      O'Connor, P A; Yeap, S; Noel, J; Khayyat, G; Kennedy, J G; Arivindan, S; McGuinness, A J; Department of Orthopaedic Surgery, Cork University Hospital, Wilton, Ireland., paoconn@indigo.ie (2012-02-03)
      The purpose of this study was to assess functional outcome of patients with a Lisfranc fracture dislocation of the foot by applying validated patient- and physician-based scoring systems and to compare these outcome tools. Of 25 injuries sustained by 24 patients treated in our institution between January 1995 and June 2001, 16 were available for review with a mean follow-up period of 36 (10-74) months. Injuries were classified according to Myerson. Outcome instruments used were: (a) Medical Outcomes Study 36-Item Short Form Health Survey (SF-36), (b) Baltimore Painful Foot score (PFS) and (c) American Orthopedic Foot and Ankle Society (AOFAS) mid-foot scoring scale. Four patients had an excellent outcome on the PFS scale, seven were classified as good, three fair and two poor. There was a statistically significant correlation between the PFS and Role Physical (RP) element of the SF-36.
    • Listeria Meningitis in an Immunocompetent Child: Case Report and Literature Review

      McCarthy, K.N; Leahy, T.R; Murray, D.M (Irish Medical Journal, 2019-05)
      Listeria monocytogenes is a facultatively anaerobic Gram-positive bacillus that is an unusual cause of illness among immunocompetent individuals1. Infection with listeria is most commonly encountered in pregnancy, the neonatal period, and in immunocompromised patients2. Risk factors include food-borne exposures, particularly to soft cheeses and delicatessen meats, and life stock exposure3. Meningitis is the most frequently encountered clinical syndrome. L. monocytogenes accounts for 20% of cases of meningitis in neonates and in those >60 years and is the most common cause of meningitis among immunocompromised individuals1. Listeriosis is a rare disease in Ireland with a crude incidence rate of 0.41 per 100,000 which is lower than the EU average of 0.48 per 100,000 4.
    • Local anaesthetic toxicity in a pregnant patient undergoing lignocaine-induced intravenous regional anaesthesia.

      Coleman, M; Kelly, D J; Department of Anaesthesia and Intensive Care, Cork University Hospital, Ireland. (2012-02-03)

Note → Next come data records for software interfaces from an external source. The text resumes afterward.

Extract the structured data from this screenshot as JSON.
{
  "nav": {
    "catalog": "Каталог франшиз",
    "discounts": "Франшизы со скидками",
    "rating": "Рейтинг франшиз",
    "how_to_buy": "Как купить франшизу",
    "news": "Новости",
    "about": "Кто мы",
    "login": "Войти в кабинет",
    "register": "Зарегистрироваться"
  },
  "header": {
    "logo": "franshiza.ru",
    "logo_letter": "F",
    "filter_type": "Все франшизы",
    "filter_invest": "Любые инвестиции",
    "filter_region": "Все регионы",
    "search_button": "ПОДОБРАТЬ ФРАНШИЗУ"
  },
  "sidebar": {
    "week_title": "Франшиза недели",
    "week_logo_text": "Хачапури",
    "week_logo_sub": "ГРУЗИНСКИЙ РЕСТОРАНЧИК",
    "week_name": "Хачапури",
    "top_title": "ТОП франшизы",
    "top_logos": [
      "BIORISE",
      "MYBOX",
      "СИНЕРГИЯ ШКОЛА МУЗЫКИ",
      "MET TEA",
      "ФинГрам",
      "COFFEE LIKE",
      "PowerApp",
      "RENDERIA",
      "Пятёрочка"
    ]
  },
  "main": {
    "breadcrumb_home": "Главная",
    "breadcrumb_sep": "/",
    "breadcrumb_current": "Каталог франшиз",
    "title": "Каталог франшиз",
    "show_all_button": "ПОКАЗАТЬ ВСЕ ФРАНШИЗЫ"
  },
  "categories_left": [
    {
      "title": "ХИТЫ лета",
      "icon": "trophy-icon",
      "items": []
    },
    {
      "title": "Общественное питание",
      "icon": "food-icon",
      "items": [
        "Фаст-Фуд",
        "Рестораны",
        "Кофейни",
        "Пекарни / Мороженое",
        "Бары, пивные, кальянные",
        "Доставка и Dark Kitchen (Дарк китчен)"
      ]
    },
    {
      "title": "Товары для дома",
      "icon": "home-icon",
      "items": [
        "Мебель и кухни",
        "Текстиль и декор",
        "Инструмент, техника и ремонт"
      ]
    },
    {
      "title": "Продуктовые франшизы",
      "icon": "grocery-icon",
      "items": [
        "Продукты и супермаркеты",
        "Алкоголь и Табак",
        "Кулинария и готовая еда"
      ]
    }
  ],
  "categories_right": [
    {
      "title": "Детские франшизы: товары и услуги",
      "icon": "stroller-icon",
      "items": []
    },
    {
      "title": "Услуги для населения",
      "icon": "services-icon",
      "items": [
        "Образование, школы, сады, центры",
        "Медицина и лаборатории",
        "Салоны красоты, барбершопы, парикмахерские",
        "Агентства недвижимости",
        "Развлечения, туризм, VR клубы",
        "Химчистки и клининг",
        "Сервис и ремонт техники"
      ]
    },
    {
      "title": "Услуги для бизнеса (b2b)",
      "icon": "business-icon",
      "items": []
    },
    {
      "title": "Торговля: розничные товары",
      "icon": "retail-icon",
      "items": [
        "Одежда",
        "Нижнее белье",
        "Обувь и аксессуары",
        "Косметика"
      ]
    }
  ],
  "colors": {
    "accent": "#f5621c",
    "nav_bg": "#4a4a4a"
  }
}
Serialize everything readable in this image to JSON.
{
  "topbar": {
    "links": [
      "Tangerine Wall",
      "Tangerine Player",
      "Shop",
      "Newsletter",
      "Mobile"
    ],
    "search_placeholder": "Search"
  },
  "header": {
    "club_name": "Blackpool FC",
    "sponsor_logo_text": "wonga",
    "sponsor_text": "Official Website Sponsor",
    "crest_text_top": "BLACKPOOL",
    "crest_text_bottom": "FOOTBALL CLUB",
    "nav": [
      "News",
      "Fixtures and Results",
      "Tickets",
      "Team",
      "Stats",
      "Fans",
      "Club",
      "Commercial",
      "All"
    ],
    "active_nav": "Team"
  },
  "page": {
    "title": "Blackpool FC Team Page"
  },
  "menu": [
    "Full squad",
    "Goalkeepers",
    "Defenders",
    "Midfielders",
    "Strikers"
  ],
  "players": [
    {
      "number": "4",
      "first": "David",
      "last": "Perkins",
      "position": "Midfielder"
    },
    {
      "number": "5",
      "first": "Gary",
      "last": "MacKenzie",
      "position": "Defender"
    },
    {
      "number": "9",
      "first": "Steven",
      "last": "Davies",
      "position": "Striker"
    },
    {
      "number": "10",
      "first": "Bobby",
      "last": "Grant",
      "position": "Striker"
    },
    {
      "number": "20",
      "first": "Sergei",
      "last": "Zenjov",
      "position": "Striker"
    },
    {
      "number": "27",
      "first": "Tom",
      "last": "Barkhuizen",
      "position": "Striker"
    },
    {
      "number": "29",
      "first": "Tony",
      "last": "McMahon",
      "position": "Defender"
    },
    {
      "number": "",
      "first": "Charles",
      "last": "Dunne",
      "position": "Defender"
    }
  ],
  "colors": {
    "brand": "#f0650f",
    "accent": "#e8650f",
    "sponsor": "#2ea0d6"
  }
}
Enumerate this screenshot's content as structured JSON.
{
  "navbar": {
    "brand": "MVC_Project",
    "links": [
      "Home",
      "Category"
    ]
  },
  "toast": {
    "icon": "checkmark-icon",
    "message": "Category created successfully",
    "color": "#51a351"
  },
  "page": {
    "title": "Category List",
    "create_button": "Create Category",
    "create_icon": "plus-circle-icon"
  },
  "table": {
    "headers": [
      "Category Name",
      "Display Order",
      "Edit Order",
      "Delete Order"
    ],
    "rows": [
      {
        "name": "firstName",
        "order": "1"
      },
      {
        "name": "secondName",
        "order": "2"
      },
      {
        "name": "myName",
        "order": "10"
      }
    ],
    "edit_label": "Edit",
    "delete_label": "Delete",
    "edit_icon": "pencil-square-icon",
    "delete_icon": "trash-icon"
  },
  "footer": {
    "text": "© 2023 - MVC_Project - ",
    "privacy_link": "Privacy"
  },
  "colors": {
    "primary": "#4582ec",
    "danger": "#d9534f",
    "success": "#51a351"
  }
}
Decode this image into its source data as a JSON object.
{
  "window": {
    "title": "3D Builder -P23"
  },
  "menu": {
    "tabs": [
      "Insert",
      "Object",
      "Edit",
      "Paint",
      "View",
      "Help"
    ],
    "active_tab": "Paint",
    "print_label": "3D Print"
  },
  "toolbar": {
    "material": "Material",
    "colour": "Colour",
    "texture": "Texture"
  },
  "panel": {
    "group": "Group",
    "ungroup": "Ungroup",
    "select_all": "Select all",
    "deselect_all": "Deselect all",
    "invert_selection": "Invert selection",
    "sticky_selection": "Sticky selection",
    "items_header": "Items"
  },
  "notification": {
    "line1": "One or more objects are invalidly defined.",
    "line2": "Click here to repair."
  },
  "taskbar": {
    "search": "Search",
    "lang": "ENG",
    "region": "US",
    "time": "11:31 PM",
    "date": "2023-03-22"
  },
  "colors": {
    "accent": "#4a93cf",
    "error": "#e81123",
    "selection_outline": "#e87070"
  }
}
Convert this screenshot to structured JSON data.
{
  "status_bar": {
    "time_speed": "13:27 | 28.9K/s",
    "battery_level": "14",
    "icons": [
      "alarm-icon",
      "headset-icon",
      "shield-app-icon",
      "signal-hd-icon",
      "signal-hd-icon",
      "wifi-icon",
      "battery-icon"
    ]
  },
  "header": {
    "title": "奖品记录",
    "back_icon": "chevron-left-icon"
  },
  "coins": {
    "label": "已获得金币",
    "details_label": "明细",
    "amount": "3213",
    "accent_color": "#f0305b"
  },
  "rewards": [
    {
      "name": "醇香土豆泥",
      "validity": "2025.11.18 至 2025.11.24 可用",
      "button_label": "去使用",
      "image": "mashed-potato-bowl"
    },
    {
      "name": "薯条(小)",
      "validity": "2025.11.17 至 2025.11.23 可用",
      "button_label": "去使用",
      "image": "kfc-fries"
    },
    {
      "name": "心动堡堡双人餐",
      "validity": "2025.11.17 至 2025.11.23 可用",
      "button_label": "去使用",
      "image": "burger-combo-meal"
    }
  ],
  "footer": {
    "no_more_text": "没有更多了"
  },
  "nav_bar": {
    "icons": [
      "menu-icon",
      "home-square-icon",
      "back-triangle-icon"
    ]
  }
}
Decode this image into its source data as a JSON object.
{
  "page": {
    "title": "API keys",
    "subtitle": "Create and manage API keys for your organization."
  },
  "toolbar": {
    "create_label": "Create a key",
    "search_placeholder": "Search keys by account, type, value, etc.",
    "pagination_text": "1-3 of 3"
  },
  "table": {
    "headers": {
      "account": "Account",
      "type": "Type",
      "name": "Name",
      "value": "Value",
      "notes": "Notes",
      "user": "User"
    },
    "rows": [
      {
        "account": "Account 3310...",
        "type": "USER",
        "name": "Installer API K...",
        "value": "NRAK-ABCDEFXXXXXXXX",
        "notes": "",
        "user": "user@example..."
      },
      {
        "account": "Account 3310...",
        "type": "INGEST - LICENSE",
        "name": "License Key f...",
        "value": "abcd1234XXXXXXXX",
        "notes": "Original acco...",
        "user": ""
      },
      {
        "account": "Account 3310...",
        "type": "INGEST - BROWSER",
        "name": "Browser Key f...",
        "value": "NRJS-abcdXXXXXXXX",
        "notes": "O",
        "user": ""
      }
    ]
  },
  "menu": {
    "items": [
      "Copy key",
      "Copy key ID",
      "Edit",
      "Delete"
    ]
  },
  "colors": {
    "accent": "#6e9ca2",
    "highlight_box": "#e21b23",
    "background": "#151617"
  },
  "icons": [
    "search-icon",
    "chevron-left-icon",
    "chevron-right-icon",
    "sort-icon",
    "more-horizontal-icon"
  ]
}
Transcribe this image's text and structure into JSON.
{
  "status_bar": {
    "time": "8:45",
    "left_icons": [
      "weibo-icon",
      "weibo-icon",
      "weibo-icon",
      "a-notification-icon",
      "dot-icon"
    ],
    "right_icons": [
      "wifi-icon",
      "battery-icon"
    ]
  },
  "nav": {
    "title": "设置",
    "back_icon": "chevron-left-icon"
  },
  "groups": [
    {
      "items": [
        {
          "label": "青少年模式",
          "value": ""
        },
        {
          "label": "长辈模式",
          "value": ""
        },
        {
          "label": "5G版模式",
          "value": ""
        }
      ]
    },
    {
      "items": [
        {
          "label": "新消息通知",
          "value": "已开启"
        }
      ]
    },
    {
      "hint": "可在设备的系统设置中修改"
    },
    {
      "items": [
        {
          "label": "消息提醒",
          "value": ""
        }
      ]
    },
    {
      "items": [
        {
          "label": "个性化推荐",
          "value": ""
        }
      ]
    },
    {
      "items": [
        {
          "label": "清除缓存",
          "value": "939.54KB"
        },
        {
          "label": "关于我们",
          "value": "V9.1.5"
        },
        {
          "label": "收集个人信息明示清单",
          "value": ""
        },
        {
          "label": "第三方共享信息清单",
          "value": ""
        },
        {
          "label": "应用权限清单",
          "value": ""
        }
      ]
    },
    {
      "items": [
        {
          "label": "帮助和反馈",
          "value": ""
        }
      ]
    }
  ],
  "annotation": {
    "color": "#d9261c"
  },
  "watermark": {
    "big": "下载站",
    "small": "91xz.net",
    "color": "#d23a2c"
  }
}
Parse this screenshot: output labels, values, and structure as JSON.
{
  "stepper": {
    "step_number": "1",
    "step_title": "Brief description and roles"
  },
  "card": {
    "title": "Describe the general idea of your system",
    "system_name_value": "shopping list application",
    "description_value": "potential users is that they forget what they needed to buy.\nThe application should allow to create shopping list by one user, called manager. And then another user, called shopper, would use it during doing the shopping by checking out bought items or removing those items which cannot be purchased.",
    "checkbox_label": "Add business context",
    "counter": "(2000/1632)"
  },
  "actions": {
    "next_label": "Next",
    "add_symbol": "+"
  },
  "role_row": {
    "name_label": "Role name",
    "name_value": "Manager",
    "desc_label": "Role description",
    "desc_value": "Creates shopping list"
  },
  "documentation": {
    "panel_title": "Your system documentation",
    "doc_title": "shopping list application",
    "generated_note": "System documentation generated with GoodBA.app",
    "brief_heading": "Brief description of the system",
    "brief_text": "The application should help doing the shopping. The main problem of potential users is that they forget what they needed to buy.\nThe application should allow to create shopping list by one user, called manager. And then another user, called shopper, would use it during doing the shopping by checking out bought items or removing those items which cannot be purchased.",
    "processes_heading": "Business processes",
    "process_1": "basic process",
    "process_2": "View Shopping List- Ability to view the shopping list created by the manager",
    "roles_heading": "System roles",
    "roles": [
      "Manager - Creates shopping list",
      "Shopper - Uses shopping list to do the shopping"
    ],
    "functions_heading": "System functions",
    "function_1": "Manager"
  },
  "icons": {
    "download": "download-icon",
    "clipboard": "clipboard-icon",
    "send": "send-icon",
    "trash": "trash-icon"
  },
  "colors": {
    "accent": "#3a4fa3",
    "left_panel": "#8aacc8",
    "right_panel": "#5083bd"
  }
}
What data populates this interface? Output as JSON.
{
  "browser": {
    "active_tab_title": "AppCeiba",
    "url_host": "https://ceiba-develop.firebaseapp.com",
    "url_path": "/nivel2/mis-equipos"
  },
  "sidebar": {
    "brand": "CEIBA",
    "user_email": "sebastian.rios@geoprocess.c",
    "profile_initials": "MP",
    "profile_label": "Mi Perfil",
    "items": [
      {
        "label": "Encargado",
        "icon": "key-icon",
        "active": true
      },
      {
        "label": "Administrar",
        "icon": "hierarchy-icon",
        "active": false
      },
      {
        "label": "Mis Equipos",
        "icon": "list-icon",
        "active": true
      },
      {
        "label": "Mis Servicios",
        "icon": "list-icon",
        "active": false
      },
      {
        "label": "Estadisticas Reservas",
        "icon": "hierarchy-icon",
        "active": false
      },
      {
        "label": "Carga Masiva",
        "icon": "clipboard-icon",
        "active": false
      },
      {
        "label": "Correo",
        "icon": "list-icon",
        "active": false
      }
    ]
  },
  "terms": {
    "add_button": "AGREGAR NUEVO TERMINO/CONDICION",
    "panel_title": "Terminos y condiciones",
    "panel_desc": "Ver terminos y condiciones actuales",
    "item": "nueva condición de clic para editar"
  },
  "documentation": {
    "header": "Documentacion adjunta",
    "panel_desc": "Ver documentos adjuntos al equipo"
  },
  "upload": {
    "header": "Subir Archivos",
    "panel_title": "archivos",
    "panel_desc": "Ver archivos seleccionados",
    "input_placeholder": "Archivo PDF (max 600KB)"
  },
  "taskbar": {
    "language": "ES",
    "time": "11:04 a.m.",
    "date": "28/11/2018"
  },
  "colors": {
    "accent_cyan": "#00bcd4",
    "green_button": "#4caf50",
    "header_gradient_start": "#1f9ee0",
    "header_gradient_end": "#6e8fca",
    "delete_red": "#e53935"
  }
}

      A pregnant patient at 38 weeks' gestation developed symptoms of local anaesthetic toxicity following intravenous regional anaesthesia (IVRA) for hand surgery, using a standard dose of lignocaine. Reports suggest that a number of factors, both physiological and pharmacological, combine to increase the likelihood of local anaesthetic (LA) toxicity in pregnancy despite employment of a conventional "safe" IVRA technique. It is suggested that for IVRA, pregnant patients are premedicated with a benzodiazepine, the tourniquet time is increased and the concentration of LA is decreased to reduce the risks of LA toxicity.